Case Study Analysis|
1. Why is Seagate undertaking this transaction? Is it necessary to divest the VERITAS shares in a separate transaction? Do the shareholders of VERITAS gain or lose from this transaction?
Under the original organizational structure, Seagate’s management believed its current stock price is undervalued by the current market and thus not delivering the value to shareholders of Seagate stock. At this time, Seagate also held a significant stake in VERITAS stock, nearly 40%, acquired under a previous transaction. Not long after this initial transaction had occurred, the value of VERITAS stock increase nearly 200%, as Seagate’s stock rose only 25% during that same period. The value of the Seagate’s interest in VERITAS shares became so significant that the value of this single asset exceed the entire market value of Seagate’s operations. This raised a question in the minds of shareholders, questioning why Seagate’s stock was not returning a fair value in the market. If Seagate were to sell this stock and collect cash in return, they would be subject to significant tax liability, and thus would negatively affect Seagate’s stock price. Also, under the terms written in the previous transaction, Seagate was under strict limitations regarding selling the VERITAS stock. Realizing that their disk drive operations, despite being a market leader, were extremely undervalued, Seagate would have the chance to capitalize on the true market value of their operations for their shareholders by restructuring through a buyout.

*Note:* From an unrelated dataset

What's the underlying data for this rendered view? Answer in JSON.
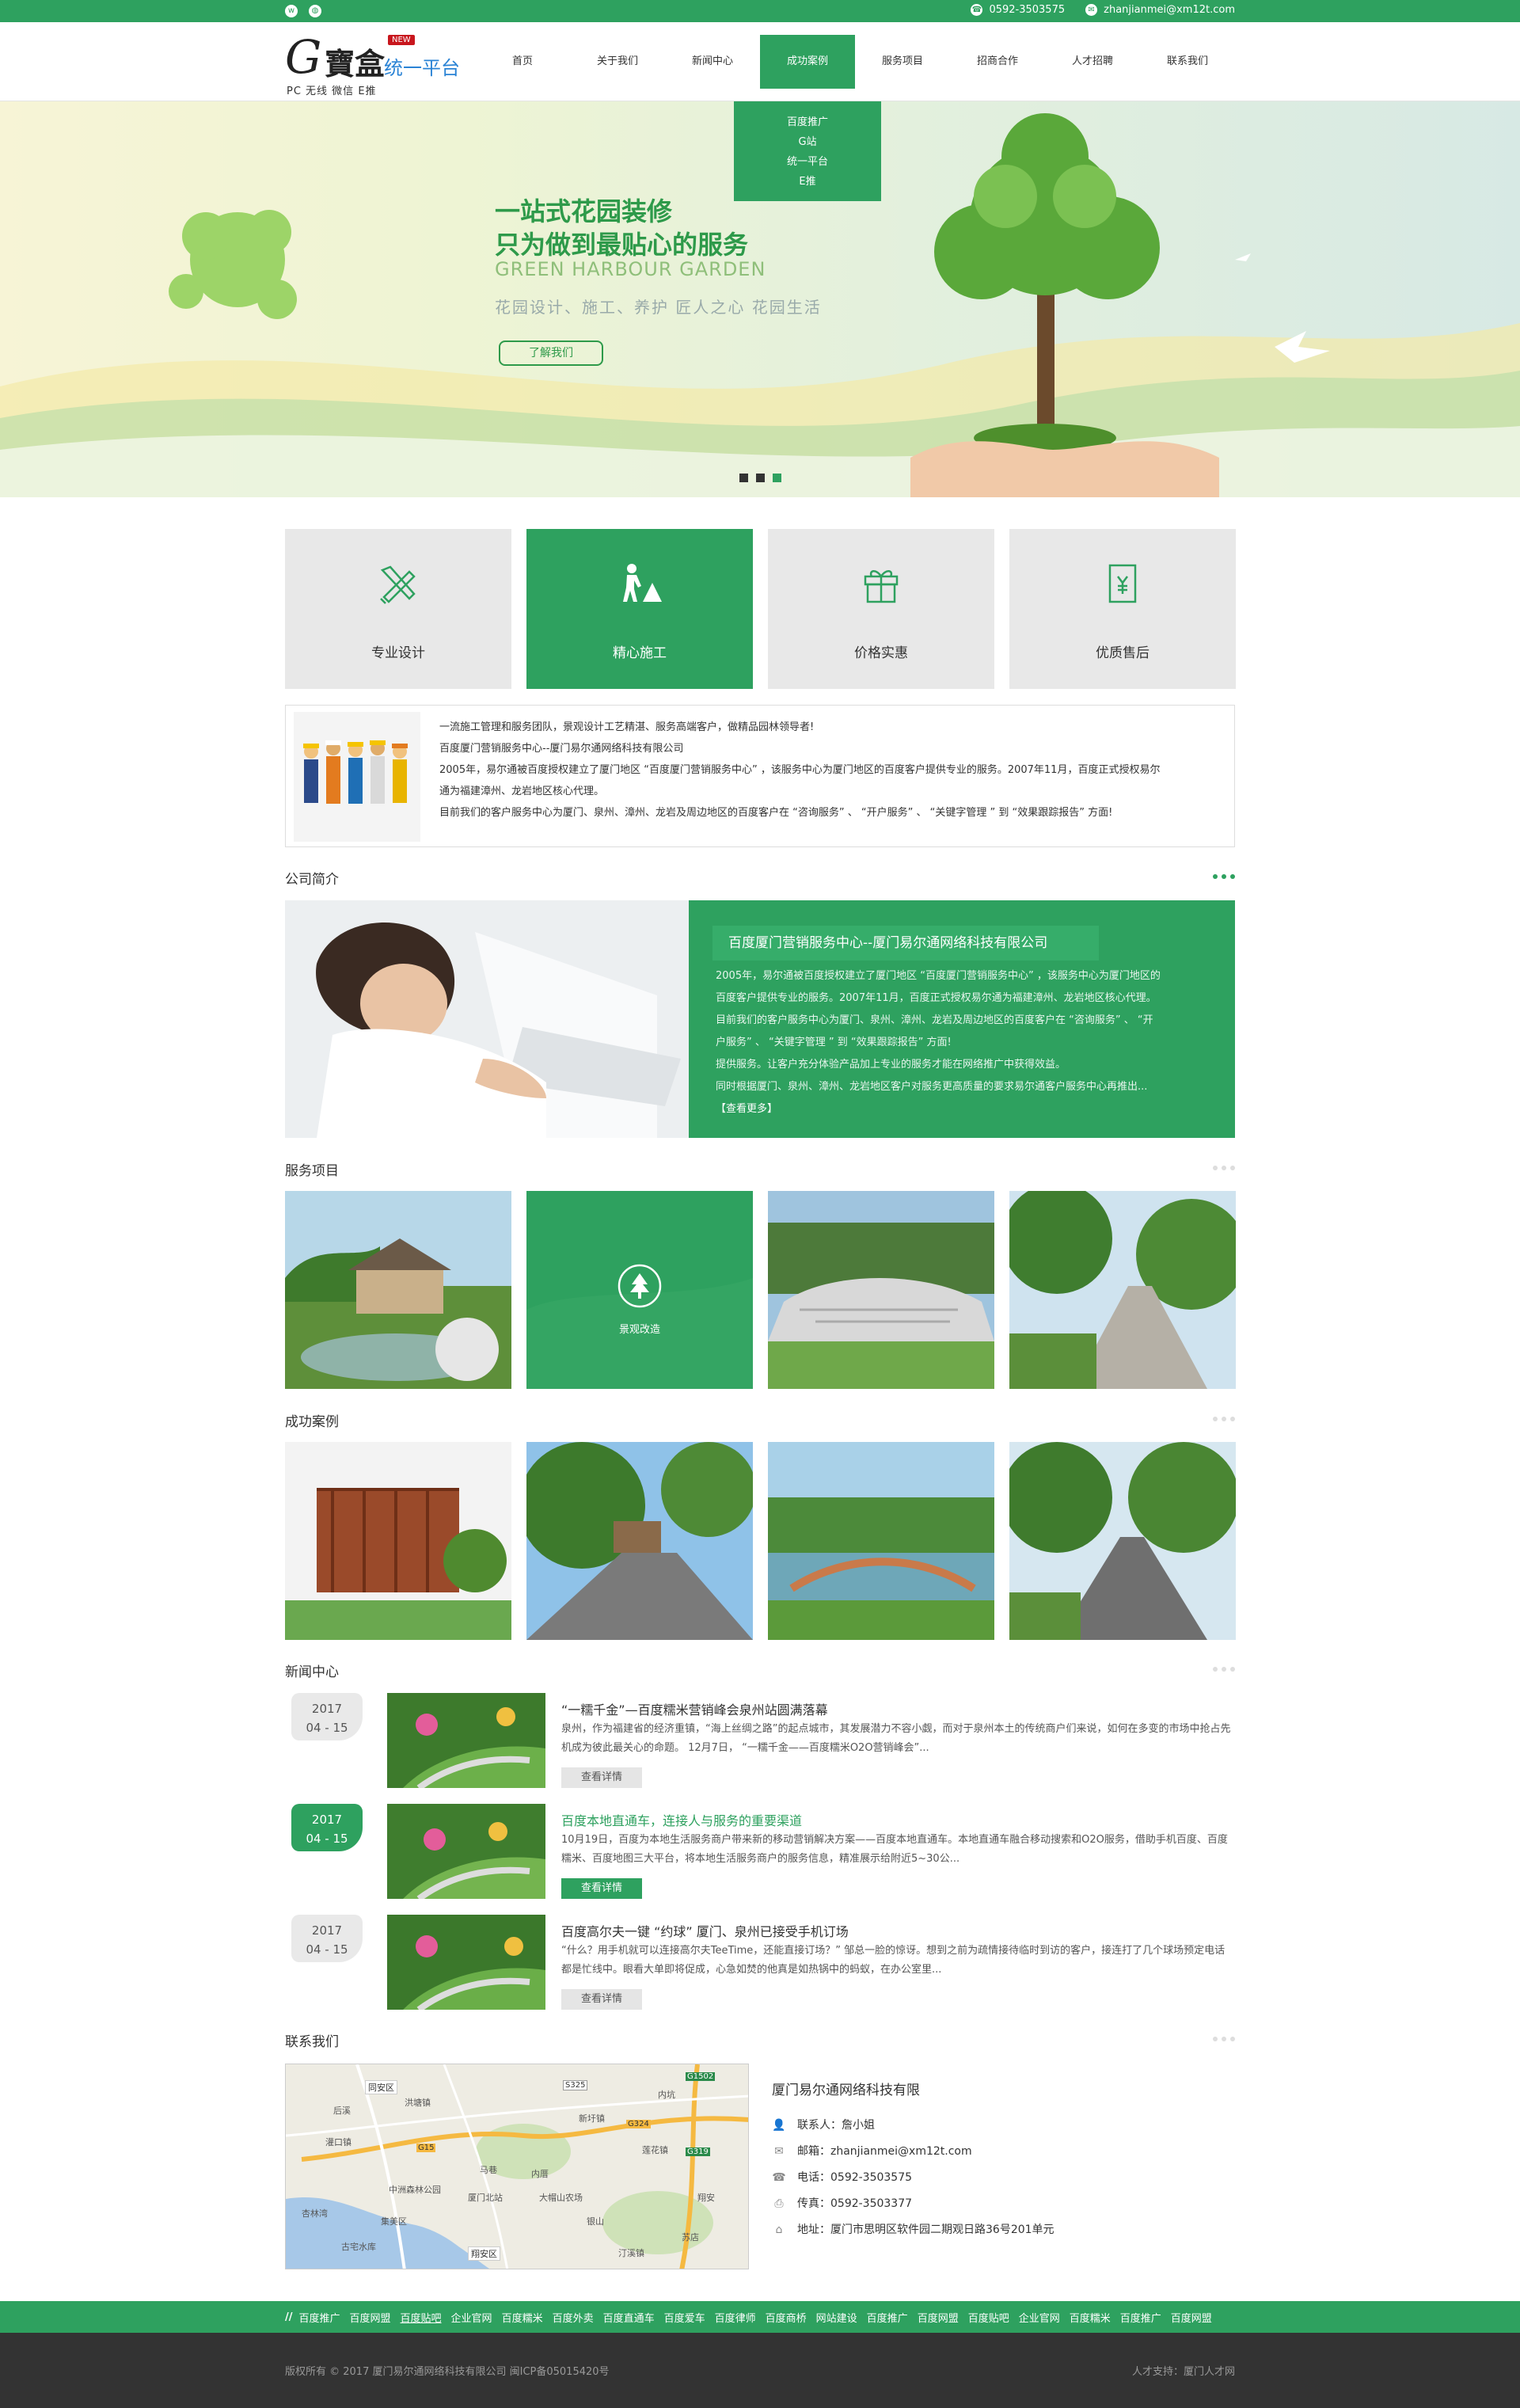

The structure of the buyout of Seagate by Silver Lake is necessary. One of the major dilemmas in structuring the buyout is the large tax liability Seagate would incur when selling the VERITAS stock asset. Therefore, it is critical that two separate transactions are used to help create tax shield, protecting the value of Seagate’s and VERITAS stock, maximizing the return to the Seagate and VERITAS shareholders from the LBO transaction. Also, through this structure, the VERITAS stock holders are also going to incur a gain from the transactions.
2. What are the benefits of leveraged buyouts? Is the rigid disk drive industry conducive to a leveraged buyout?
There are several benefits of leveraged buyouts:
1) LBO’s can increase management commitment and effort because they have greater equity stake in the company. 2) Firm’s shareholders can earn large positive abnormal returns from leveraged buyouts. 3) Post-buyout investors in these transactions often earn large excess returns over the period from the buyout completion date to the date of an initial public offering or resale. 4) The increased levels of debt that the new company supports after the LBO decreases taxable income, leading to lower tax payments. Therefore, the interest tax shield resulting from the higher levels of debt should enhance the value of firm.
The rigid disk drive industry is very conductive to a vertically integrated LBO as having control over critical enabling technologies by developing them in house meant that the desktop, enterprise and mobile system manufacturers would not have to depend on independent suppliers to develop these technologies. The manufacturers can also control R&D by offering cutting edge technologies in its products. The desktop, enterprise and mobile system manufacturers would have more control over the manufacturing process and can also maintain lower inventories of disk drive components, since it did not have to worry whether the disk drive suppliers would be able to provide it with components during a sudden increase in demand. 3. Luczo and the buyout team plan to enhance their acquisition of Seagate's operating assets using a combination of debt and equity. How much debt would you recommend that they use? Why?
Based off of our valuation of the transaction, we recommend that Luczo and the Buyout firm begin with a debt to equity ratio or .86 in year...